My Grandmother was typically old-fashioned lady with her own absurd and old ideas but she was my best buddy in times of need. A hug from her made my day bright and I forgot what I was going through. she had her own ways of teaching me the priceless things which no one else would ever tell me.
One day I was fed up and it had been almost 14 years since I got married. I left my in-laws’ place and started complaining her about how many difficulties I was facing and how disgusted I felt at times.
My parents immediately took my side and said I was right in behaving in a certain way. Their acceptance for my behaviour or accepting my irritation towards my in-laws made me happy. I felt that at least someone on the earth really ‘ understands me’.
But my grandmother did not say anything. she simply kept quiet and asked me to talk to her the next morning.
The next morning, I expected her to hug me and console me as I was fuming with anger. But she did not utter a word. She stood in the kitchen and was busy cooking something.
I thought that she was not interested in my affairs so I was leaving but she called me up again and kept three different pots of water for boiling on the gas burner.
When the water started boiling, she added Potato to one pot, an egg to the other and tea leaves to the last one.
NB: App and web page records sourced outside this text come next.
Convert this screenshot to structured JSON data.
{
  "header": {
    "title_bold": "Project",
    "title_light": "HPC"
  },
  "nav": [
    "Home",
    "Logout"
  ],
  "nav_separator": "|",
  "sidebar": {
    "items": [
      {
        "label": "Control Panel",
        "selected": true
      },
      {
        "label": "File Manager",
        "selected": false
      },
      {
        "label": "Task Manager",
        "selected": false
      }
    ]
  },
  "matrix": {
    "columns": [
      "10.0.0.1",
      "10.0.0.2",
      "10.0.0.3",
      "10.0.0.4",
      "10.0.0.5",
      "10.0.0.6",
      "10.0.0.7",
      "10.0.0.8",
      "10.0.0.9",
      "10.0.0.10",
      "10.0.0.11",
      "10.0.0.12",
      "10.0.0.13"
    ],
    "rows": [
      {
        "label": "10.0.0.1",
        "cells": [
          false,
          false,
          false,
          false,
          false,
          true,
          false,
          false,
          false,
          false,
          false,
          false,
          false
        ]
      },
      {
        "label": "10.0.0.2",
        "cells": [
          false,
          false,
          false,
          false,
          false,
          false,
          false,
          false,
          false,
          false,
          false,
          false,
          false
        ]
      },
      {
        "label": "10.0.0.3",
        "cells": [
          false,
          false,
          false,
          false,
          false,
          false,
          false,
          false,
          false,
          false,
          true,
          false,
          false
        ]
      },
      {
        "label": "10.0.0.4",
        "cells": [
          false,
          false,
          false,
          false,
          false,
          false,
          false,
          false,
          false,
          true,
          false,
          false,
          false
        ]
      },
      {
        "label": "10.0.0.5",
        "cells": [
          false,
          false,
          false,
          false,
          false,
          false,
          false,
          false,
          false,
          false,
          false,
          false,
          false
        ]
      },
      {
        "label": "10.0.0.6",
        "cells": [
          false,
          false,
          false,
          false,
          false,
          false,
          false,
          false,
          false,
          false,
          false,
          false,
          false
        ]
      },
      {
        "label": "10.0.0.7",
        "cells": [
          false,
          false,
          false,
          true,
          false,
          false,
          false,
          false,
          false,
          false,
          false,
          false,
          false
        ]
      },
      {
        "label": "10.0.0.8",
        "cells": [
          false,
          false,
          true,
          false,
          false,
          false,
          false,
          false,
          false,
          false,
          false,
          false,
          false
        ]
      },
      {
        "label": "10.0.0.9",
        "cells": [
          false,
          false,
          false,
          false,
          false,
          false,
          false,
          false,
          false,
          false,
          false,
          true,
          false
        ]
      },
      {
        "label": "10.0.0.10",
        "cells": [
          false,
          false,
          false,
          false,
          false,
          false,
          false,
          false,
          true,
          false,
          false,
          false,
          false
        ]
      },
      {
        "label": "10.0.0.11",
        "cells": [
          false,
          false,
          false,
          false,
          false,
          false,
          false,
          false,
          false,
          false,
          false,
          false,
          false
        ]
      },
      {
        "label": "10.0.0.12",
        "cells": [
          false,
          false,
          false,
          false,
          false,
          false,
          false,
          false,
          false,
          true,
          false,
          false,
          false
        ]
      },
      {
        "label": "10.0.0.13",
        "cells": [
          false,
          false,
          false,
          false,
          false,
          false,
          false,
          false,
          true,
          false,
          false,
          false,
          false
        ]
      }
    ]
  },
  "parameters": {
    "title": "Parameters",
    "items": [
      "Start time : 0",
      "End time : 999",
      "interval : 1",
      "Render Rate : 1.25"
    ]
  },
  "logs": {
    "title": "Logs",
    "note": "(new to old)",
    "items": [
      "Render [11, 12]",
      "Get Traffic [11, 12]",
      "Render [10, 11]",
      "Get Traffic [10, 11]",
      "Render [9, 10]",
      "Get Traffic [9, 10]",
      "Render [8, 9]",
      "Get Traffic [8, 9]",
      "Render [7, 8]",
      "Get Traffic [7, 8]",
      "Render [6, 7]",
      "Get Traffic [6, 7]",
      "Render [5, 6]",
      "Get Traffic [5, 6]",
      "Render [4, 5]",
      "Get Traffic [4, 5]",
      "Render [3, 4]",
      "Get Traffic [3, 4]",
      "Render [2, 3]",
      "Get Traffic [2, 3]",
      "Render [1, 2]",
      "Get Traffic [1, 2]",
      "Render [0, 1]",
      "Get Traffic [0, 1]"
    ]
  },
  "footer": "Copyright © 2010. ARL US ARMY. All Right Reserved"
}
I was patiently but angrily seeing all this. After all, was done, she removed it from the gas burner and asked me what it was.
As such my mind was not in control so I rudely replied POTATOES, EGG and TEA.. what else could we get, we had just kept that on the gas burner… I was about to leave when she asked me to have a cup of tea.
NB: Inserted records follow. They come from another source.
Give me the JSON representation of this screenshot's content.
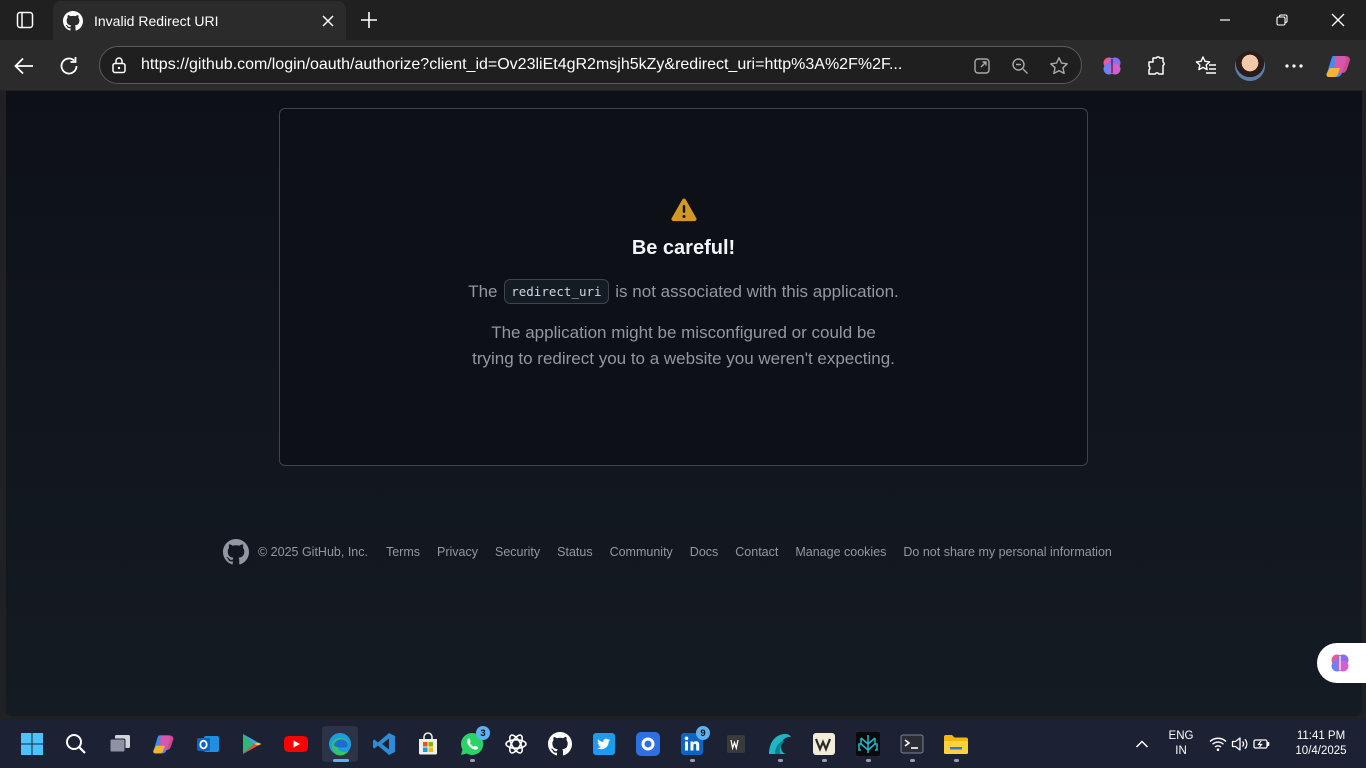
{
  "tab": {
    "title": "Invalid Redirect URI"
  },
  "address": {
    "url": "https://github.com/login/oauth/authorize?client_id=Ov23liEt4gR2msjh5kZy&redirect_uri=http%3A%2F%2F..."
  },
  "dialog": {
    "title": "Be careful!",
    "line1_pre": "The",
    "code": "redirect_uri",
    "line1_post": "is not associated with this application.",
    "line2a": "The application might be misconfigured or could be",
    "line2b": "trying to redirect you to a website you weren't expecting."
  },
  "footer": {
    "copyright": "© 2025 GitHub, Inc.",
    "links": [
      "Terms",
      "Privacy",
      "Security",
      "Status",
      "Community",
      "Docs",
      "Contact",
      "Manage cookies",
      "Do not share my personal information"
    ]
  },
  "taskbar": {
    "whatsapp_badge": "3",
    "linkedin_badge": "9",
    "lang_top": "ENG",
    "lang_bottom": "IN",
    "time": "11:41 PM",
    "date": "10/4/2025"
  },
  "colors": {
    "accent": "#d29922",
    "page_bg": "#0d1117",
    "border": "#3d444d",
    "muted_text": "#9198a1"
  }
}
I sipped the tea and felt relieved. Later she asked me to touch the potato. I could feel that it had turned soft, which was quite hard before boiling.
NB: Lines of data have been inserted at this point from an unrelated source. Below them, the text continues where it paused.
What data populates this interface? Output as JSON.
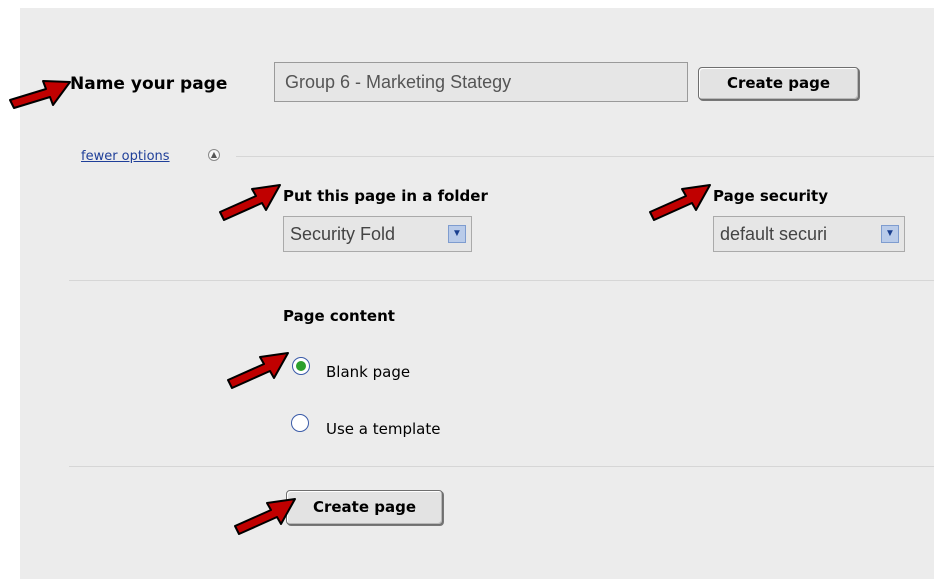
{
  "form": {
    "name_label": "Name your page",
    "name_value": "Group 6 - Marketing Stategy",
    "create_button_top": "Create page",
    "fewer_options": "fewer options",
    "folder_label": "Put this page in a folder",
    "folder_value": "Security Fold",
    "security_label": "Page security",
    "security_value": "default securi",
    "content_label": "Page content",
    "blank_label": "Blank page",
    "template_label": "Use a template",
    "create_button_bottom": "Create page"
  },
  "state": {
    "selected_content": "blank"
  },
  "colors": {
    "annotation_arrow": "#c00000",
    "radio_selected": "#2ca02c",
    "link": "#1f3f99"
  },
  "icons": {
    "dropdown": "chevron-down-icon",
    "collapse": "collapse-circle-icon",
    "annotation": "red-arrow-icon"
  }
}
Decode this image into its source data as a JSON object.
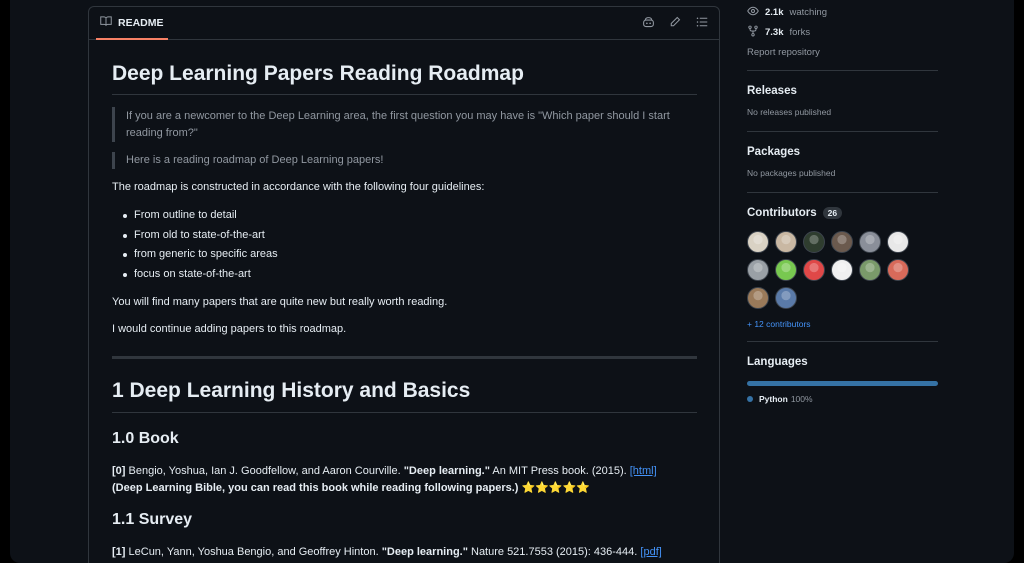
{
  "readme": {
    "tab_label": "README",
    "title": "Deep Learning Papers Reading Roadmap",
    "quote1": "If you are a newcomer to the Deep Learning area, the first question you may have is \"Which paper should I start reading from?\"",
    "quote2": "Here is a reading roadmap of Deep Learning papers!",
    "intro": "The roadmap is constructed in accordance with the following four guidelines:",
    "guidelines": [
      "From outline to detail",
      "From old to state-of-the-art",
      "from generic to specific areas",
      "focus on state-of-the-art"
    ],
    "para1": "You will find many papers that are quite new but really worth reading.",
    "para2": "I would continue adding papers to this roadmap.",
    "section1": "1 Deep Learning History and Basics",
    "sub_book": "1.0 Book",
    "ref0": {
      "num": "[0]",
      "authors": " Bengio, Yoshua, Ian J. Goodfellow, and Aaron Courville. ",
      "title": "\"Deep learning.\"",
      "venue": " An MIT Press book. (2015). ",
      "link": "[html]",
      "note": "(Deep Learning Bible, you can read this book while reading following papers.)",
      "stars": " ⭐⭐⭐⭐⭐"
    },
    "sub_survey": "1.1 Survey",
    "ref1": {
      "num": "[1]",
      "authors": " LeCun, Yann, Yoshua Bengio, and Geoffrey Hinton. ",
      "title": "\"Deep learning.\"",
      "venue": " Nature 521.7553 (2015): 436-444. ",
      "link": "[pdf]"
    }
  },
  "sidebar": {
    "watching_count": "2.1k",
    "watching_label": "watching",
    "forks_count": "7.3k",
    "forks_label": "forks",
    "report": "Report repository",
    "releases_title": "Releases",
    "releases_text": "No releases published",
    "packages_title": "Packages",
    "packages_text": "No packages published",
    "contributors_title": "Contributors",
    "contributors_count": "26",
    "contributors_more": "+ 12 contributors",
    "languages_title": "Languages",
    "language_name": "Python",
    "language_pct": "100%",
    "language_color": "#3572A5"
  },
  "avatar_colors": [
    "#d9d2c4",
    "#c9b8a3",
    "#2f3d2f",
    "#6b5a4e",
    "#8a8f99",
    "#e8e8e8",
    "#9aa0a6",
    "#78c850",
    "#e04848",
    "#f0f0f0",
    "#7a9a6a",
    "#d86a5a",
    "#9a7a5a",
    "#5a7aa8"
  ]
}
Then she asked me to touch the egg. The egg’s outer shell had become hard and when I broke it, I found it was boiled inside.
The tea leaves had already blended themselves into a fine cup to tea which I had already drunk.
I thought that the party was over. My grandma stopped me and gave me an important lesson.
She told that all three, the potato, the egg, and tea leaves faced same boiling water—- the adversity but each one reacted differently.
The potato went in strong, hard, and unrelenting, but in boiling water, it became soft and weak.
The egg was fragile, with the thin outer shell protecting its liquid interior until it was put in the boiling water. Then the inside of the egg became hard.
However, the tea leaves were unique. After they were exposed to the boiling water, they changed the water and created something new.
‘Which are you,’ she asked me. ‘When adversity knocks on your door, how do you respond? Are you a potato, an egg, or tea leaves?’
This was an eye-opener for me and I realised that it is me who decides how to react or respond to situations.